between these evaluations (Slowinski 2008).
Other important granular computing research areas include interval computing, topology, rough logic, quotient space, neural networks, fractal analysis, and quotient space theory (Yao 2009).
In order to broaden and deepen the study of granular computing, one may focus on its foundations and
definitions. Important issues, such as the formalization
and understanding of granules, granulation, and granular relationships of various granular computing techniques should be emphasized. Applying individual techniques for real applications are essential. Communicating with other disciplines and adopting non-traditional
techniques to granular computing research will broaden,
enhance, and solidify granular computing research.
A. Bargiela, W. Pedrycz (2008). Toward a theory of granular computing for human-centred information processing. IEEE Transactions on Fuzzy Systems. 16(2), 320-330.
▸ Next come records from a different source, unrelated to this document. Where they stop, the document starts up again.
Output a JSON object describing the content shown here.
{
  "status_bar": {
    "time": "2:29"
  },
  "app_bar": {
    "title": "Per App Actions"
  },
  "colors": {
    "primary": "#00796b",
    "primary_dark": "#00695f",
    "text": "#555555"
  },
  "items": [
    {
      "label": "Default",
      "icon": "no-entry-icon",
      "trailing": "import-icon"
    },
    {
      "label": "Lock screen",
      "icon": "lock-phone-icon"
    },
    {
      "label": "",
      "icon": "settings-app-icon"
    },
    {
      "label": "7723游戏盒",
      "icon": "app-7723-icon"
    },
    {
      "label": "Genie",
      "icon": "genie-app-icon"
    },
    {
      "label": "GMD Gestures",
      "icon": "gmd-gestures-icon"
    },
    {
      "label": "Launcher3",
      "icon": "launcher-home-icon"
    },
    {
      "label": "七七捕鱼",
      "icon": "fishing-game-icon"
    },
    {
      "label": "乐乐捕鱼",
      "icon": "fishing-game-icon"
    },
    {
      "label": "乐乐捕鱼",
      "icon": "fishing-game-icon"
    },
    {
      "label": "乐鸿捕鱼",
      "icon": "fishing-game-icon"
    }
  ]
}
A. Skowron, J. Stepaniuk (2007). Modeling of high quality granules. In Proc. of the International Conference on Rough Sets
and Intelligent Systems Paradigms, Warsaw, Poland, June 2830, 2007. LNCS 4585, 300-309.
R. Slowinski (2008). Dominance-based rough set approach to reasoning about ordinal data: a tutorial. In Proc. of the 3rd International Conference on Rough Sets and Knowledge Technology,
Chengdu, China, May 17-19, 2008. LNCS 5009, 21-22.
J.T. Yao (2005). Information granulation and granular relationships. In Proc. of the IEEE Conference on Granular Computing,
Beijing, China, 326-329.
J.T. Yao (2007). A ten-year review of granular computing. In Proc.
of the IEEE International Conference on Granular Computing.
San Jose, USA, 2-4 November 2007, 734-739.
J.T. Yao (2009). Novel Developments in Granular Computing:
Applications for Advanced Human Reasoning and Soft Computation. IGI Global.
Y.Y. Yao (2004). Granular computing. Computer Science,
31(10.A), 1-5.
Y.Y. Yao (2008). Granular computing: past, present, and future.
In Proc. of the 3rd International Conference on Rough Sets
and Knowledge Technology, Chengdu, China, May 17-19, 2008,
LNCS 5009, 27-28.
L.A. Zadeh (1979). Fuzzy sets and information granurity. In Advances in Fuzzy Set Theory and Applications. M. Gupta, R.K.
Ragade, R.R. Yager (eds). North-Holland Publishing Company.
L.A. Zadeh (1997). Towards a theory of fuzzy information granulation and its centrality in human reasoning and fuzzy logic.
Fuzzy Sets and Systems. 90(2), 111-127.